San Antonio Spurs Draft Prospect 3: Kai Jones (Texas)
By all accounts, this was supposed to be the year of Greg Brown at the University of Texas, but lo and behold, Kai Jones had something to say about that. The 6-11, 218-pound sophomore has only played organized basketball for about five years but has come a long way, to say the least.
While they are very different players in terms of what they provide on the court, I see Kai Jones much in the same vein as Patrick Williams coming out of college: he’s a player with the tools to become an excellent NBA player that played most of his minutes in college coming off the bench.
In that way, looking at stats alone will not necessarily represent how good of a player Jones is now, and certainly not how good he could become in the NBA. Playing most of his minutes at the power forward position, Jones recorded an average of 8.8 points, 4.8 rebounds, and nearly one block and steal per game.
Like some of the others on this list, Jones is a superb athlete that, at the next level, could at least be a rim-runner that’s a constant lob threat.
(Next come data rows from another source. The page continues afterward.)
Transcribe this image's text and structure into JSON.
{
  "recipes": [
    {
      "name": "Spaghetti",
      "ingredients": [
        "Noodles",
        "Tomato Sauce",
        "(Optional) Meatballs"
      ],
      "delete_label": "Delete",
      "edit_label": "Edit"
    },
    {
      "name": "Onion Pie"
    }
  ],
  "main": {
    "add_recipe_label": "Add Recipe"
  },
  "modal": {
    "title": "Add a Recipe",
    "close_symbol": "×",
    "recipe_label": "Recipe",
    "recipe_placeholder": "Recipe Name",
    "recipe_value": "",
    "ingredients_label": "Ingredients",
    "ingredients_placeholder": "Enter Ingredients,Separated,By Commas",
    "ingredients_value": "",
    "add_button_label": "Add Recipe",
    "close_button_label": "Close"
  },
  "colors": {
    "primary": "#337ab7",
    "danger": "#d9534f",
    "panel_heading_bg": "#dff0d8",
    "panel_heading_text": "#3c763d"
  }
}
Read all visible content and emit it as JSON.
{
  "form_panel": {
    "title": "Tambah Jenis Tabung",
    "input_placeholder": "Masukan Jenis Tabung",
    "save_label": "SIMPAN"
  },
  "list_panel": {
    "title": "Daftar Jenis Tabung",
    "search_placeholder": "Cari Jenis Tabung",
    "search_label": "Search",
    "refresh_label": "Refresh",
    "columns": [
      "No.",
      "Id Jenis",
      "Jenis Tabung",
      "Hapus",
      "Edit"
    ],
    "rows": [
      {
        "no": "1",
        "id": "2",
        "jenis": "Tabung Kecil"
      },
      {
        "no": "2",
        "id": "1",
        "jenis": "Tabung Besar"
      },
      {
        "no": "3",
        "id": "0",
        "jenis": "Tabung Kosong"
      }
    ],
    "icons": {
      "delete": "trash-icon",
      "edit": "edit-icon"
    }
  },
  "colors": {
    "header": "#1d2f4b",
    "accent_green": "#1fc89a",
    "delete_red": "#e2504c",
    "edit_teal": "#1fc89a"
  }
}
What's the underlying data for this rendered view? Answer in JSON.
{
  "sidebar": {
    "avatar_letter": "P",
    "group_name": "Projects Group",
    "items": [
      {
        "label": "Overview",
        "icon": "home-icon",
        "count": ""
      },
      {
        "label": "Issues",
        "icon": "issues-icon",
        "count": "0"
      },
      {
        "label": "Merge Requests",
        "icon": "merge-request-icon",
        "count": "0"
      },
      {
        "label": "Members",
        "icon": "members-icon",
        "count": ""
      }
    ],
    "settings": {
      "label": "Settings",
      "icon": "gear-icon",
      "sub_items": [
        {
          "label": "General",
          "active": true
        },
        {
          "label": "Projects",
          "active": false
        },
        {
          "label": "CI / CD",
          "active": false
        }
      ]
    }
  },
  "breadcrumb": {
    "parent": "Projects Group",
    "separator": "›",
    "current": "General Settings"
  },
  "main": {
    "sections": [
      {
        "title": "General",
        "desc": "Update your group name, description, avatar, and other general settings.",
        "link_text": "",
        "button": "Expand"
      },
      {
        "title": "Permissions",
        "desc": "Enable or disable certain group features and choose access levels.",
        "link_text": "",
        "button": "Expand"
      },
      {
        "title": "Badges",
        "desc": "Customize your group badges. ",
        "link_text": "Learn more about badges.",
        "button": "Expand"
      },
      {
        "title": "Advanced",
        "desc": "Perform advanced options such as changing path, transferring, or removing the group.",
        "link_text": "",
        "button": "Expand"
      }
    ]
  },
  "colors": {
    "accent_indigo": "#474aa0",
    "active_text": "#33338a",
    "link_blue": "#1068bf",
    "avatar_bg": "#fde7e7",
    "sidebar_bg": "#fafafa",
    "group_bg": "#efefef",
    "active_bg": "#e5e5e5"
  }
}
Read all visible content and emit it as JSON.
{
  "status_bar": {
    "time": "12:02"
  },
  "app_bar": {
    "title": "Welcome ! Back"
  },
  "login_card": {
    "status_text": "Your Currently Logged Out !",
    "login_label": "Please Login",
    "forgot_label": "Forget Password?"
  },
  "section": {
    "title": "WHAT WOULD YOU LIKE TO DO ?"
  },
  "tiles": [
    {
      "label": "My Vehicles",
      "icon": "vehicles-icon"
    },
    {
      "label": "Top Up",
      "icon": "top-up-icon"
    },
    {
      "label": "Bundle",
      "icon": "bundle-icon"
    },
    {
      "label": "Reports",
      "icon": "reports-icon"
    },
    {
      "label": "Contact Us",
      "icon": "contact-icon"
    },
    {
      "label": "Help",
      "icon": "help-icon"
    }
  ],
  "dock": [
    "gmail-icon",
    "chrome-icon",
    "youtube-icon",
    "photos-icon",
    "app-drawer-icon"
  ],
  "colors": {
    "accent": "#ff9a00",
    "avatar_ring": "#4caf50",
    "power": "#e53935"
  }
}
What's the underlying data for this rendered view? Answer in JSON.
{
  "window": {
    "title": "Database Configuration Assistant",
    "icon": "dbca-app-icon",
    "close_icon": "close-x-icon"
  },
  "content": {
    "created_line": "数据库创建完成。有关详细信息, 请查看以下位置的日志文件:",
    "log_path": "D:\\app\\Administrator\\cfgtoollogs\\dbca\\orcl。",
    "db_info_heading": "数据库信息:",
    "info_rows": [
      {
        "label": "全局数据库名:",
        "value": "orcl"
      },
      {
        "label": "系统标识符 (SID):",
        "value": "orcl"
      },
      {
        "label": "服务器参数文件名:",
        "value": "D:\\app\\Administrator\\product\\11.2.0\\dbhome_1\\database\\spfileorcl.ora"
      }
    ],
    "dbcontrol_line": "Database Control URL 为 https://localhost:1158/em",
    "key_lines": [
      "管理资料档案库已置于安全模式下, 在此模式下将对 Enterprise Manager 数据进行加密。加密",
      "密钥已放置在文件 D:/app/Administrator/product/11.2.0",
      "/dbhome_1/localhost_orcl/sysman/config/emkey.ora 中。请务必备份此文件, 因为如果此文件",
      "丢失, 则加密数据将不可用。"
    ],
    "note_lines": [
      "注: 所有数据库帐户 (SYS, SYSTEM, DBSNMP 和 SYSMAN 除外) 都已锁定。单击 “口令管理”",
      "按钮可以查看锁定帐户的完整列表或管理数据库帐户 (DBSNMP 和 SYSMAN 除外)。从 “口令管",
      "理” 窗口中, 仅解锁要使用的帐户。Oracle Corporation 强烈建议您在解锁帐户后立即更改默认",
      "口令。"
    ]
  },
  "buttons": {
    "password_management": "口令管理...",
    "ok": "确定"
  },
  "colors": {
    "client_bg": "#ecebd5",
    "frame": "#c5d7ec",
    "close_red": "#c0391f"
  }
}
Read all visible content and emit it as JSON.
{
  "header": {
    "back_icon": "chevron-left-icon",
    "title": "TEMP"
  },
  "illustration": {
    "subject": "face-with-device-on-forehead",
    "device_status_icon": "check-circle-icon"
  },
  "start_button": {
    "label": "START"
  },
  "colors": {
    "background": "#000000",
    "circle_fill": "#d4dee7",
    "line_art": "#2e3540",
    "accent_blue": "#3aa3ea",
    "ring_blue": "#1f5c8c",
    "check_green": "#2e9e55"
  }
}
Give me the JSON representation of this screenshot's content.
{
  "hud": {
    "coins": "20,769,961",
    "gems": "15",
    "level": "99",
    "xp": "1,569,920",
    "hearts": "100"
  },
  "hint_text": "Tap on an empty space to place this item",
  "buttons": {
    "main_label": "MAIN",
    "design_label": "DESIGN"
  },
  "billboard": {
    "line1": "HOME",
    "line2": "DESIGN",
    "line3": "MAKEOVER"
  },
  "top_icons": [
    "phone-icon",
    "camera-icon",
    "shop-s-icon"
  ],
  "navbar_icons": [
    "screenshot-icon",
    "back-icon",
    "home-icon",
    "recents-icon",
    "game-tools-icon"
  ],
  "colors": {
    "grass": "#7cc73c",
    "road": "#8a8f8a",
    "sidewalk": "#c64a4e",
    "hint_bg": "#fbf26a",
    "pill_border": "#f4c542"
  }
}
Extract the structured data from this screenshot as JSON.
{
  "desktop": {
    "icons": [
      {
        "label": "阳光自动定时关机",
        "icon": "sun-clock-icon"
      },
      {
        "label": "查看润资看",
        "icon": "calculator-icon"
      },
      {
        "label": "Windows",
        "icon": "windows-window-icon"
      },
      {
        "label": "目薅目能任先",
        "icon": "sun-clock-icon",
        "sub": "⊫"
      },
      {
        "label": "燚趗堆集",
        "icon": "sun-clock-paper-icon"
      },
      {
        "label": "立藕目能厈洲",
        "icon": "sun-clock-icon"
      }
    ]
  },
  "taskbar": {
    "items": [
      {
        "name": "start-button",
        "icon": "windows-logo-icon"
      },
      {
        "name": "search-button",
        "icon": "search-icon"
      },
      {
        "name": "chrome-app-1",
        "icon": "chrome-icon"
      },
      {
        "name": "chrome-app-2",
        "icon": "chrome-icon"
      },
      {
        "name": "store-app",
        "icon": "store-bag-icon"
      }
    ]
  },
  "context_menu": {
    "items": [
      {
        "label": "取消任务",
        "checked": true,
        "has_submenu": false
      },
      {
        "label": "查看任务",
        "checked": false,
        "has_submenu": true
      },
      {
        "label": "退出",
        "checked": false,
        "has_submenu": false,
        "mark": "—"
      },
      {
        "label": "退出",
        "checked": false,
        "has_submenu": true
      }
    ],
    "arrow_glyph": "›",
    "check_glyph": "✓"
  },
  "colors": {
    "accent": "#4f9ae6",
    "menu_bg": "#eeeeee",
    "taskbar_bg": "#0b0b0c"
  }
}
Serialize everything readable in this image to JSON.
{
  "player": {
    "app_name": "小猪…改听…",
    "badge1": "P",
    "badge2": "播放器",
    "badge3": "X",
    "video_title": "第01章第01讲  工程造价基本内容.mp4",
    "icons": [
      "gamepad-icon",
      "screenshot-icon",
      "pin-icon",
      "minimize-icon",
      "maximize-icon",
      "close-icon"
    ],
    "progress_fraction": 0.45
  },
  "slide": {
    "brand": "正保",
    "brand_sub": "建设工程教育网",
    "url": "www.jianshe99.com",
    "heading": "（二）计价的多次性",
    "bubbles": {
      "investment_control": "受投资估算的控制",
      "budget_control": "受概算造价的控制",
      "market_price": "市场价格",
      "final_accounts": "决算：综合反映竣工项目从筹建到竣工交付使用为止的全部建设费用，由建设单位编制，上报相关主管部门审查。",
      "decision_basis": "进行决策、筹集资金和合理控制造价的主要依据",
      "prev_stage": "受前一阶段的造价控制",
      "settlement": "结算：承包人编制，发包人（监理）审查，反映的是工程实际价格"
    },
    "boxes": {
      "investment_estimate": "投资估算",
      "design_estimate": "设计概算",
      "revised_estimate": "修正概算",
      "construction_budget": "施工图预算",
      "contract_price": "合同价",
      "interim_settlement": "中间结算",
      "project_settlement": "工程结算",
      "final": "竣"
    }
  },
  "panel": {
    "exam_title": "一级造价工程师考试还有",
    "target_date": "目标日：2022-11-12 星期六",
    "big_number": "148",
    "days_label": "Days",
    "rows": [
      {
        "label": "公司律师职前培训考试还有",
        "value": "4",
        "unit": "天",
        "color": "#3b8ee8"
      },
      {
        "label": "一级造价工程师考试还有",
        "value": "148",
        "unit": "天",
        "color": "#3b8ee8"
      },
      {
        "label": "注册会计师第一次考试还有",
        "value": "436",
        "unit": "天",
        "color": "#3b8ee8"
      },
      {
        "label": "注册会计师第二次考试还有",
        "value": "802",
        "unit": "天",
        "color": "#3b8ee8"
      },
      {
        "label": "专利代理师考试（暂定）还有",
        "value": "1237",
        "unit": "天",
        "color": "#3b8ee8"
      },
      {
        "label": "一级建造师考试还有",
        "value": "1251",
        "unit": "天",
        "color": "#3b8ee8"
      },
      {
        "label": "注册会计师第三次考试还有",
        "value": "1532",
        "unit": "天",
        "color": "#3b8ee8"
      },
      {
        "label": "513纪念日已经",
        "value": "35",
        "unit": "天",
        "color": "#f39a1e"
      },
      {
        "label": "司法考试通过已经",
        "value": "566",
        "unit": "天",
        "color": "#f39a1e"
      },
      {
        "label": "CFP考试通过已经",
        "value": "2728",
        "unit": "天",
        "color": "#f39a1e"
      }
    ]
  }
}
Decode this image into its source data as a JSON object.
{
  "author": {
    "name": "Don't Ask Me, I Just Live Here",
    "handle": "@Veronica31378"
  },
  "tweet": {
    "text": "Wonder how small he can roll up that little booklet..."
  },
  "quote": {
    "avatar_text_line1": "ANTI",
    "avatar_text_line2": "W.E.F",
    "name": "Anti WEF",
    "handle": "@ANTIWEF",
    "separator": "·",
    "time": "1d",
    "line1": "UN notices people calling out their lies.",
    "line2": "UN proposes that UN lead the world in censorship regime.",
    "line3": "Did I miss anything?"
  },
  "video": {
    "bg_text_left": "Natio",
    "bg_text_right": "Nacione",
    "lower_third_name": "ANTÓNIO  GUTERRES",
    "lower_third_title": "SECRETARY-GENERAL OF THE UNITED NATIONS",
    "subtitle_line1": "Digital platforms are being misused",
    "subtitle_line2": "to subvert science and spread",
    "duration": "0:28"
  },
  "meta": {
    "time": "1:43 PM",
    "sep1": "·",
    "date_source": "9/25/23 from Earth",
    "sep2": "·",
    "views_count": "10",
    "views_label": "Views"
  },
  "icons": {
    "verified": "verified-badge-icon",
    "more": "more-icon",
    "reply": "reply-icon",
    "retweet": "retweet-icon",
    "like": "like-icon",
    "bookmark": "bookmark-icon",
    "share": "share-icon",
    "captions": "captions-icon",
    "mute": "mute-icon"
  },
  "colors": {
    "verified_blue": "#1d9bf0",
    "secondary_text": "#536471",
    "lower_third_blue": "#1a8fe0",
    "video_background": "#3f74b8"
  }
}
Generally speaking, if he is anywhere near the other team’s basket, that other team is guaranteed to have a bad time. He’s also shown some promise as a potential stretch big, shooting about 69 percent from the free-throw line and a very respectable 38 percent from three (although only on 34 total attempts).
His ability to contort his body while remaining controlled is nearly super-human, which has allowed him to hit some tough contested jump shots and have some crazy-looking finishes at the rim. His potential on defense is just as interesting as his athleticism has allowed him to be a more-than-capable shot-blocker on the perimeter and in the paint during his time with the Longhorns.
On the occasions he’s had to switch onto smaller guards and wing players, his agility for his size has allowed him to guard them respectably well, even on highly skilled players like Cade Cunningham.
With all of that in mind, Jones’s potential on both sides of the floor is just that: potential. Of all the players featured on this list, Jones may have the biggest boom-or-bust potential. His IQ and decision-making are still largely a work-in-progress, and generally speaking, he is very raw.
At the same time, his two-way potential is sky-high. Because of this, by selecting Jones in the draft, the Spurs would be taking a bit of a gamble on his development. Personally, seeing how far he has been able to go in only five years of playing basketball, and considering how well he could fit within the Spurs young core, I would not mind this gamble at all, even if it takes a few years to pay off.
Next: Player #2